9:30 AM - 9:45 AM
★ [PEM07-08] Observational Study of the Flare Trigger Process
To elucidate flare-trigger mechanism, Bamba et al. 2013 investigated four major flare events that occurred in active regions NOAA 10930 and NOAA 11158. We used data obtained by the Solar Optical Telescope (SOT) onboard the Hinode satellite. We analyzed the spatio-temporal correlation between the detailed magnetic field structure and the emission image of the Ca II H line at the central part of flaring regions for several hours prior to the onset of flares. We observed that characteristic magnetic disturbances developed at the centers of flaring regions in the pre-flare phase.
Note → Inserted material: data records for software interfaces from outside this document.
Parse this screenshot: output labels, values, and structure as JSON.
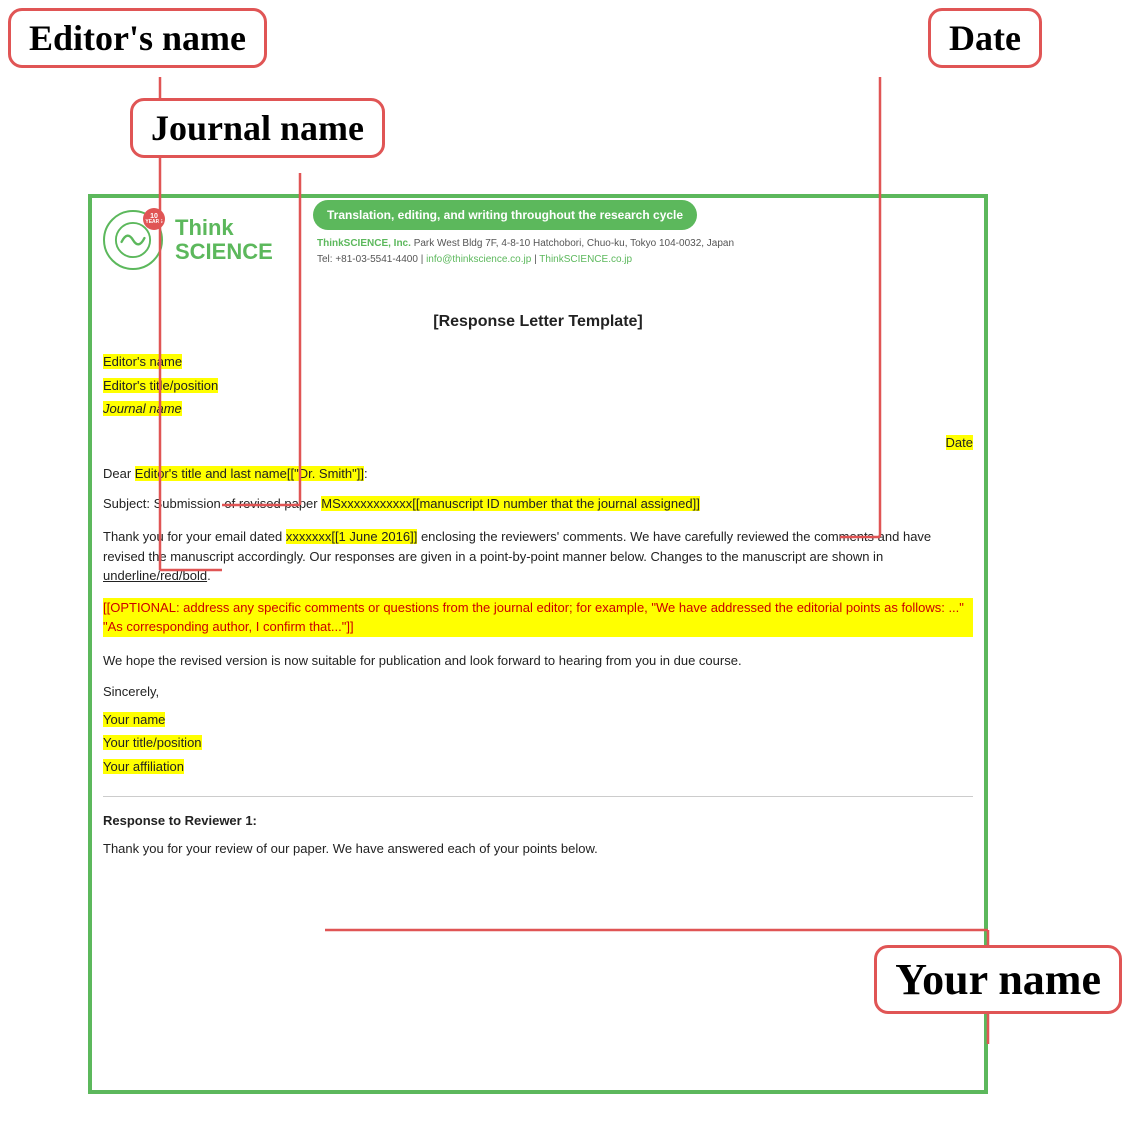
{
  "labels": {
    "editors_name": "Editor's name",
    "date": "Date",
    "journal_name": "Journal name",
    "your_name": "Your name"
  },
  "thinkscience": {
    "badge_num": "10",
    "badge_text": "YEARS",
    "brand_think": "Think",
    "brand_science": "SCIENCE",
    "tagline": "Translation, editing, and writing throughout the research cycle",
    "contact_company": "ThinkSCIENCE, Inc.",
    "contact_address": "Park West Bldg 7F, 4-8-10 Hatchobori, Chuo-ku, Tokyo 104-0032, Japan",
    "contact_tel": "Tel: +81-03-5541-4400",
    "contact_email": "info@thinkscience.co.jp",
    "contact_website": "ThinkSCIENCE.co.jp"
  },
  "letter": {
    "title": "[Response Letter Template]",
    "editor_name_field": "Editor's name",
    "editor_title_field": "Editor's title/position",
    "journal_name_field": "Journal name",
    "date_field": "Date",
    "dear_prefix": "Dear ",
    "dear_field": "Editor's title and last name[[\"Dr. Smith\"]]",
    "dear_suffix": ":",
    "subject_prefix": "Subject:  Submission of revised paper  ",
    "subject_field": "MSxxxxxxxxxxx[[manuscript ID number that the journal assigned]]",
    "body1_prefix": "Thank you for your email dated ",
    "body1_date": "xxxxxxx[[1 June 2016]]",
    "body1_suffix": " enclosing the reviewers' comments. We have carefully reviewed the comments and have revised the manuscript accordingly. Our responses are given in a point-by-point manner below. Changes to the manuscript are shown in ",
    "body1_underline": "underline/red/bold",
    "body1_end": ".",
    "optional": "[[OPTIONAL: address any specific comments or questions from the journal editor; for example, \"We have addressed the editorial points as follows: ...\" \"As corresponding author, I confirm that...\"]]",
    "body2": "We hope the revised version is now suitable for publication and look forward to hearing from you in due course.",
    "sincerely": "Sincerely,",
    "your_name_field": "Your name",
    "your_title_field": "Your title/position",
    "your_affiliation_field": "Your affiliation",
    "response_heading": "Response to Reviewer 1:",
    "response_body": "Thank you for your review of our paper. We have answered each of your points below."
  }
}
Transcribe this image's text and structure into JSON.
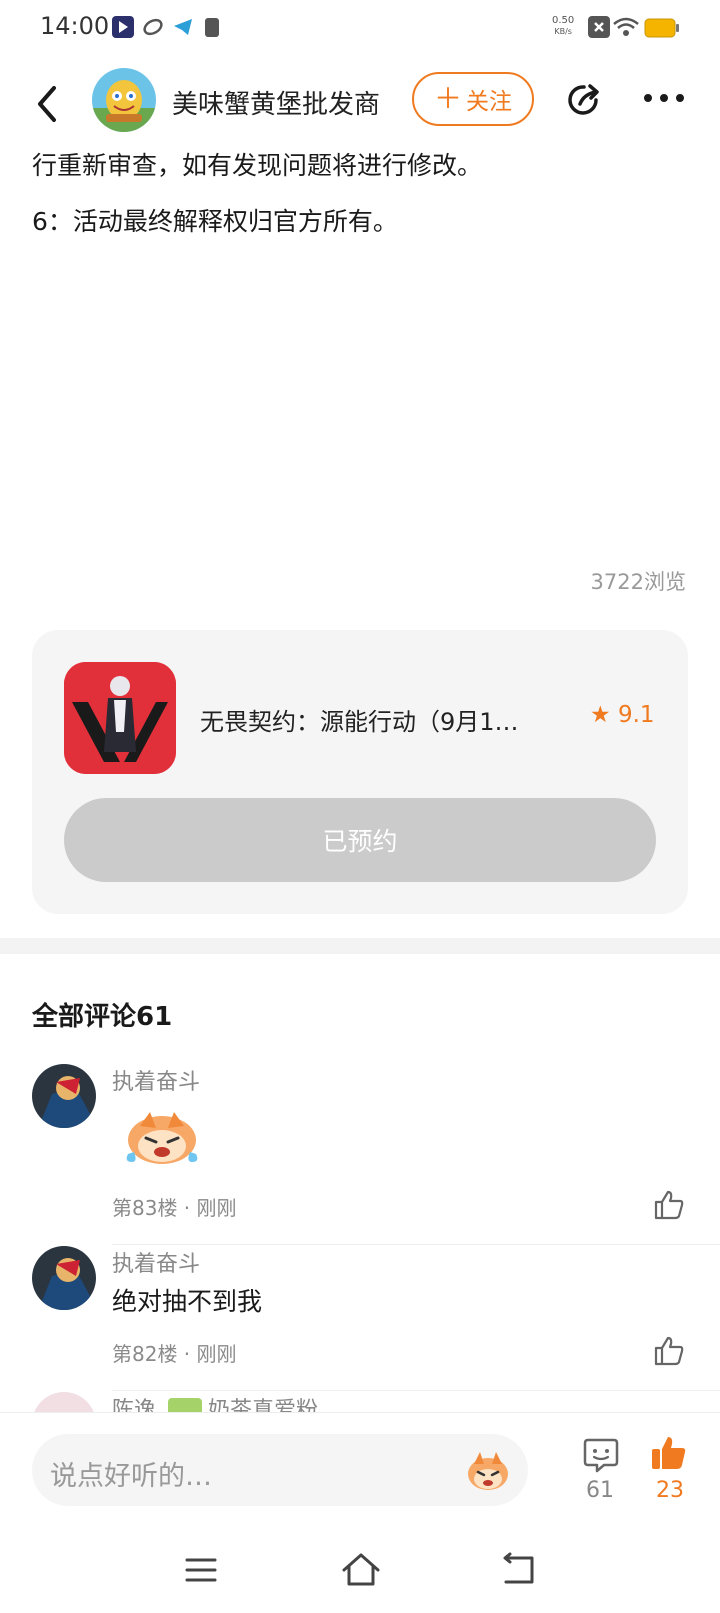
{
  "status_bar": {
    "time": "14:00",
    "net_speed_value": "0.50",
    "net_speed_unit": "KB/s",
    "battery_color": "#f5b400"
  },
  "header": {
    "author": "美味蟹黄堡批发商",
    "follow_label": "关注",
    "follow_icon": "plus-icon",
    "accent_color": "#f07a1f"
  },
  "article": {
    "lines": [
      "行重新审查，如有发现问题将进行修改。",
      "6：活动最终解释权归官方所有。"
    ],
    "views": "3722浏览"
  },
  "game_card": {
    "title": "无畏契约：源能行动（9月1…",
    "rating": "9.1",
    "button_label": "已预约"
  },
  "comments": {
    "title": "全部评论61",
    "items": [
      {
        "name": "执着奋斗",
        "text": "",
        "has_sticker": true,
        "meta": "第83楼 · 刚刚"
      },
      {
        "name": "执着奋斗",
        "text": "绝对抽不到我",
        "has_sticker": false,
        "meta": "第82楼 · 刚刚"
      },
      {
        "name": "陈逸",
        "badge": "奶茶真爱粉"
      }
    ]
  },
  "bottom_bar": {
    "input_placeholder": "说点好听的…",
    "comment_count": "61",
    "like_count": "23"
  }
}
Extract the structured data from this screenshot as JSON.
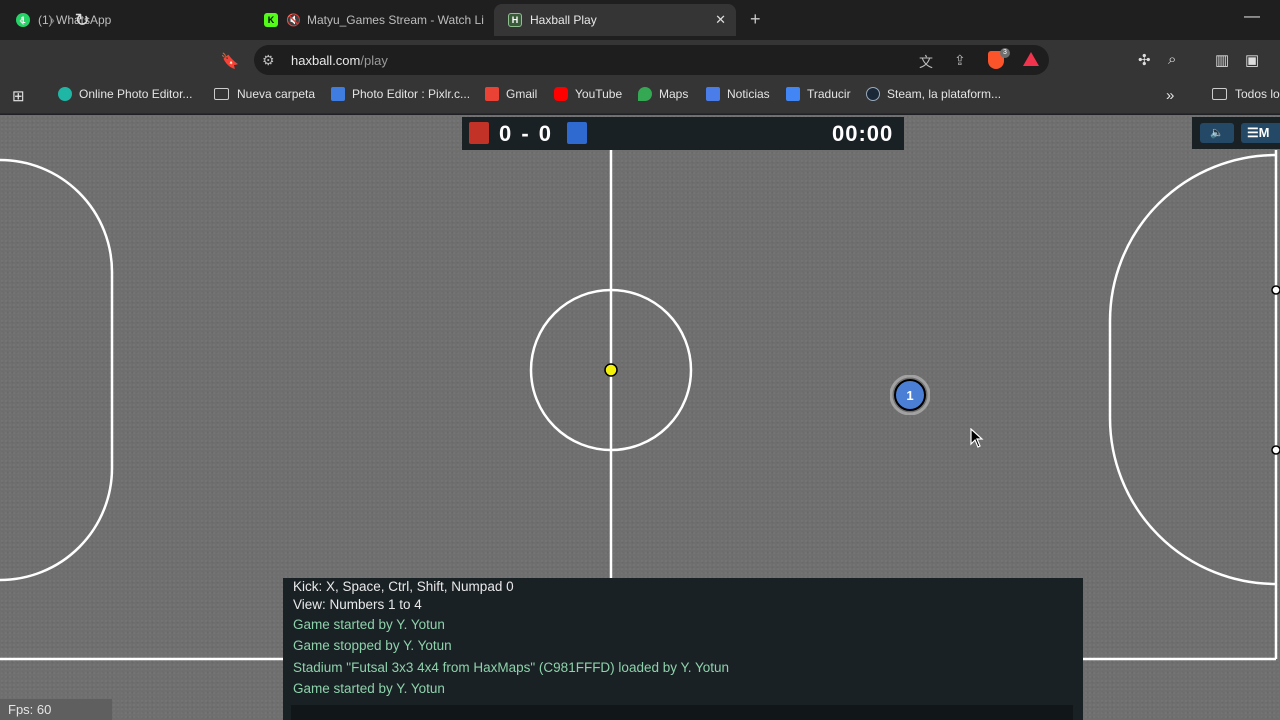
{
  "browser": {
    "tabs": [
      {
        "title": "(1) WhatsApp",
        "badge": "1",
        "color": "#25d366"
      },
      {
        "title": "Matyu_Games Stream - Watch Li",
        "badge": "K",
        "color": "#53fc18"
      },
      {
        "title": "Haxball Play",
        "badge": "H",
        "color": "#3a5b3a"
      }
    ],
    "address": {
      "host": "haxball.com",
      "path": "/play"
    },
    "bookmarks": [
      {
        "label": "Online Photo Editor...",
        "color": "#1fb6a6"
      },
      {
        "label": "Nueva carpeta",
        "color": "folder"
      },
      {
        "label": "Photo Editor : Pixlr.c...",
        "color": "#3f7de0"
      },
      {
        "label": "Gmail",
        "color": "#ea4335"
      },
      {
        "label": "YouTube",
        "color": "#ff0000"
      },
      {
        "label": "Maps",
        "color": "#34a853"
      },
      {
        "label": "Noticias",
        "color": "#4a7de8"
      },
      {
        "label": "Traducir",
        "color": "#4285f4"
      },
      {
        "label": "Steam, la plataform...",
        "color": "#1b2838"
      }
    ],
    "bookmarks_overflow_label": "Todos lo",
    "brave_badge_count": "3"
  },
  "game": {
    "score": "0 - 0",
    "red_team_color": "#c23227",
    "blue_team_color": "#2f6ad0",
    "timer": "00:00",
    "menu_label": "M",
    "player_number": "1",
    "chat": [
      {
        "text": "Kick: X, Space, Ctrl, Shift, Numpad 0",
        "style": "white"
      },
      {
        "text": "View: Numbers 1 to 4",
        "style": "white"
      },
      {
        "text": "Game started by Y. Yotun",
        "style": "green"
      },
      {
        "text": "Game stopped by Y. Yotun",
        "style": "green"
      },
      {
        "text": "Stadium \"Futsal 3x3 4x4 from HaxMaps\" (C981FFFD) loaded by Y. Yotun",
        "style": "green"
      },
      {
        "text": "Game started by Y. Yotun",
        "style": "green"
      }
    ],
    "fps": "Fps: 60"
  }
}
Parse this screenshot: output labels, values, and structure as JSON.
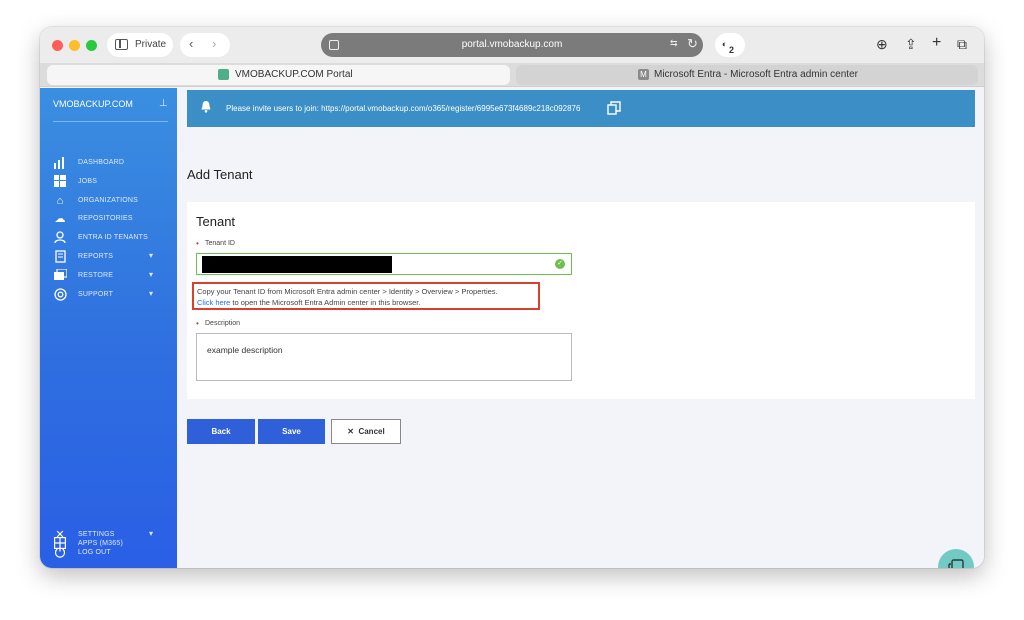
{
  "browser": {
    "private_label": "Private",
    "url": "portal.vmobackup.com",
    "shield_count": "2",
    "tabs": [
      {
        "title": "VMOBACKUP.COM Portal",
        "favicon": "portal-favicon"
      },
      {
        "title": "Microsoft Entra - Microsoft Entra admin center",
        "favicon_letter": "M"
      }
    ]
  },
  "sidebar": {
    "brand": "VMOBACKUP.COM",
    "items": [
      {
        "label": "DASHBOARD",
        "icon": "bar-chart-icon"
      },
      {
        "label": "JOBS",
        "icon": "windows-icon"
      },
      {
        "label": "ORGANIZATIONS",
        "icon": "building-icon"
      },
      {
        "label": "REPOSITORIES",
        "icon": "cloud-upload-icon"
      },
      {
        "label": "ENTRA ID TENANTS",
        "icon": "user-icon"
      },
      {
        "label": "REPORTS",
        "icon": "document-icon"
      },
      {
        "label": "RESTORE",
        "icon": "restore-icon"
      },
      {
        "label": "SUPPORT",
        "icon": "lifebuoy-icon"
      }
    ],
    "bottom_items": [
      {
        "label": "APPS (M365)",
        "icon": "grid-icon"
      },
      {
        "label": "SETTINGS",
        "icon": "tools-icon"
      },
      {
        "label": "LOG OUT",
        "icon": "power-icon"
      }
    ]
  },
  "banner": {
    "message": "Please invite users to join: https://portal.vmobackup.com/o365/register/6995e673f4689c218c092876"
  },
  "page": {
    "title": "Add Tenant",
    "card_title": "Tenant",
    "tenant_id_label": "Tenant ID",
    "help_line1": "Copy your Tenant ID from Microsoft Entra admin center > Identity > Overview > Properties.",
    "help_link": "Click here",
    "help_line2": " to open the Microsoft Entra Admin center in this browser.",
    "description_label": "Description",
    "description_value": "example description",
    "required_marker": "•"
  },
  "buttons": {
    "back": "Back",
    "save": "Save",
    "cancel": "Cancel",
    "cancel_icon": "✕"
  },
  "colors": {
    "sidebar_top": "#3a8fe0",
    "sidebar_bottom": "#2a5fe6",
    "banner": "#3b8fc6",
    "primary_button": "#2f5fd9",
    "valid_green": "#6dc04b",
    "highlight_red": "#d9412e",
    "chat_button": "#73c9c3"
  }
}
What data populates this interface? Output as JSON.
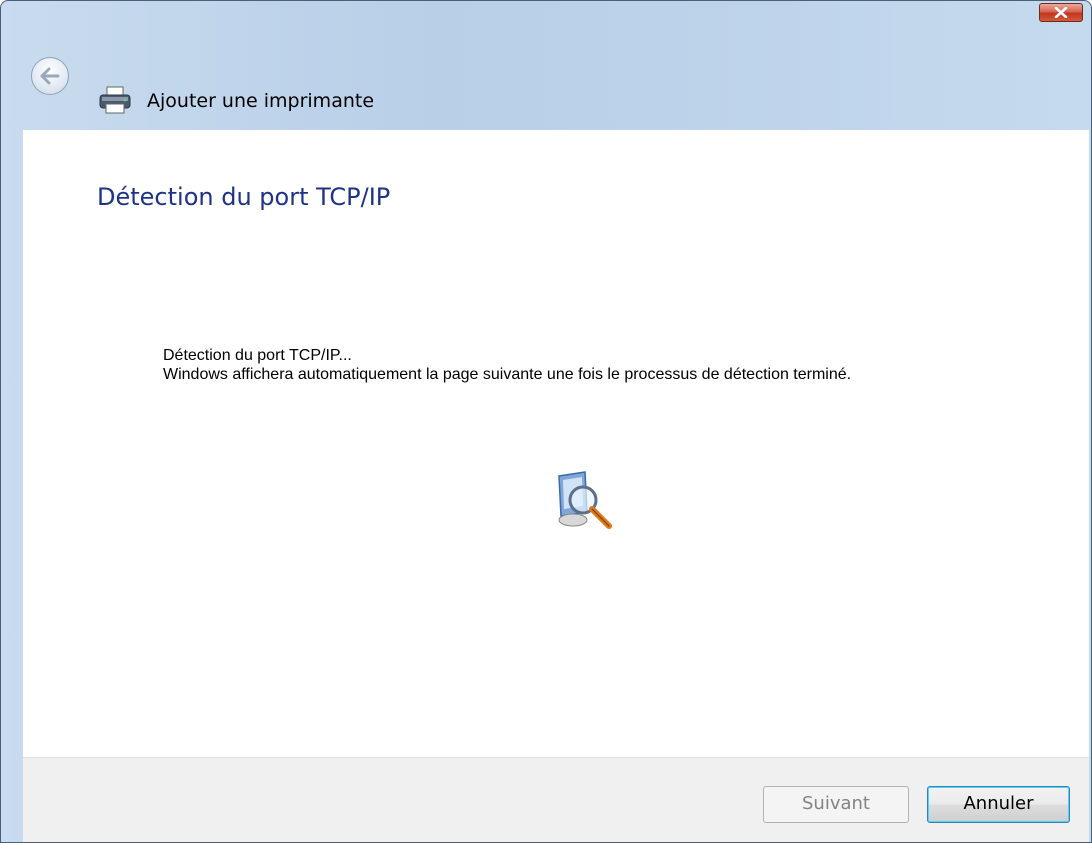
{
  "window": {
    "title": "Ajouter une imprimante"
  },
  "titlebar": {
    "close_icon": "close-icon"
  },
  "nav": {
    "back_icon": "back-arrow-icon",
    "app_icon": "printer-icon"
  },
  "content": {
    "heading": "Détection du port TCP/IP",
    "status_line": "Détection du port TCP/IP...",
    "info_line": "Windows affichera automatiquement la page suivante une fois le processus de détection terminé.",
    "progress_icon": "search-computer-icon"
  },
  "footer": {
    "next_label": "Suivant",
    "cancel_label": "Annuler"
  },
  "colors": {
    "heading": "#1e3287",
    "frame": "#bcd2ea",
    "close_button": "#c2351c"
  }
}
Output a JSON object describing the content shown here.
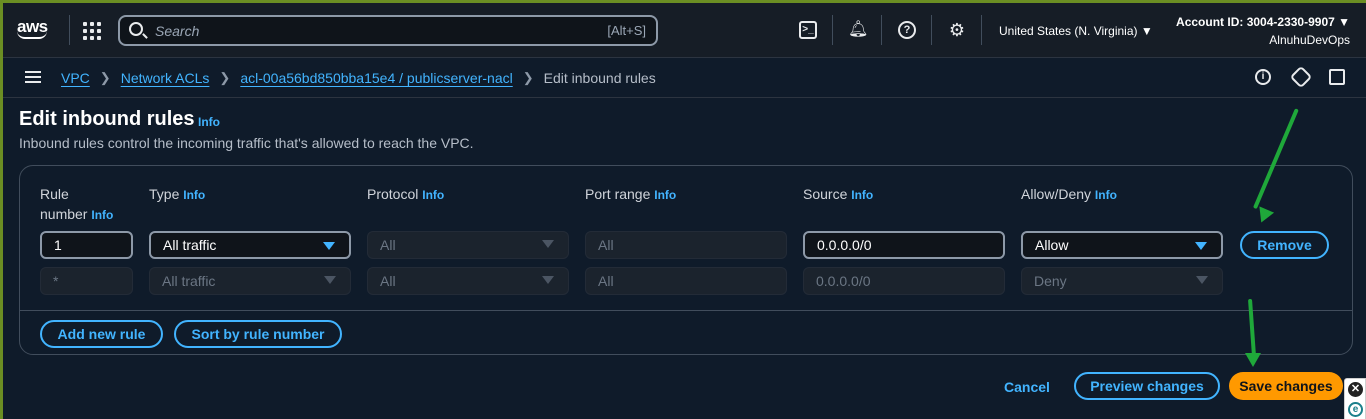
{
  "topnav": {
    "logo": "aws",
    "search_placeholder": "Search",
    "search_shortcut": "[Alt+S]",
    "region": "United States (N. Virginia) ▼",
    "account_id": "Account ID: 3004-2330-9907 ▼",
    "account_name": "AlnuhuDevOps",
    "icons": [
      "services-grid-icon",
      "search-icon",
      "cloudshell-icon",
      "notifications-bell-icon",
      "help-icon",
      "settings-gear-icon"
    ]
  },
  "breadcrumb": {
    "items": [
      "VPC",
      "Network ACLs",
      "acl-00a56bd850bba15e4 / publicserver-nacl"
    ],
    "current": "Edit inbound rules"
  },
  "page": {
    "title": "Edit inbound rules",
    "info": "Info",
    "description": "Inbound rules control the incoming traffic that's allowed to reach the VPC."
  },
  "table": {
    "headers": {
      "rule_number_line1": "Rule",
      "rule_number_line2": "number",
      "type": "Type",
      "protocol": "Protocol",
      "port_range": "Port range",
      "source": "Source",
      "allow_deny": "Allow/Deny",
      "info": "Info"
    },
    "rows": [
      {
        "rule_number": "1",
        "type": "All traffic",
        "protocol": "All",
        "port_range": "All",
        "source": "0.0.0.0/0",
        "allow_deny": "Allow",
        "action": "Remove"
      },
      {
        "rule_number": "*",
        "type": "All traffic",
        "protocol": "All",
        "port_range": "All",
        "source": "0.0.0.0/0",
        "allow_deny": "Deny"
      }
    ],
    "add_rule": "Add new rule",
    "sort_rule": "Sort by rule number"
  },
  "footer": {
    "cancel": "Cancel",
    "preview": "Preview changes",
    "save": "Save changes"
  },
  "annotation_color": "#1fa83a",
  "accent_color": "#42b4ff",
  "primary_color": "#ff9900"
}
These magnetic disturbances can be classified into two groups depending on the structure of their magnetic polarity inversion lines; to the so-called "Opposite-Polarity (OP)" and "Reversed-Shear (RS)" magnetic field recently proposed by Kusano et al. 2012. The result strongly suggests that some major flares are triggered by rather small magnetic disturbances. We also show that the critical size of the flare-trigger field varies among flare events and briefly discuss how the flare-trigger process depends on the evolution of active regions.
Because of the limitation of SOT field of view, however, only four events in the Hinode data sets have been utilizable in our previous study. Therefore, increasing the number of events is required for evaluating the flare trigger model. Bamba et al. 2014 investigated the applicability of data obtained by the Solar Dynamics Observatory (SDO) to increase the data sample for a statistical analysis of the flare trigger process. SDO regularly observes the full disk of the sun and all flares although its spatial resolution is lower than that of Hinode. We investigated the M6.6 flare which occurred on 13 February 2011 and compared the analyzed data of SDO with the results of Bamba et al. 2013 using Hinode/SOT data. Filter and vector magnetograms obtained by the Helioseismic and Magnetic Imager (HMI) and filtergrams from the Atmospheric Imaging Assembly (AIA) 1600Å were employed. From the comparison of small-scale magnetic configurations and chromospheric emission prior to the flare onset, we confirmed that the trigger region is detectable with the SDO data. We also measured the magnetic shear angles of the active region and the azimuth and strength of the flare-trigger field. The results were consistent with Bamba et al. 2014. We concluded that statistical studies of the flare trigger process are feasible with SDO as well as Hinode data.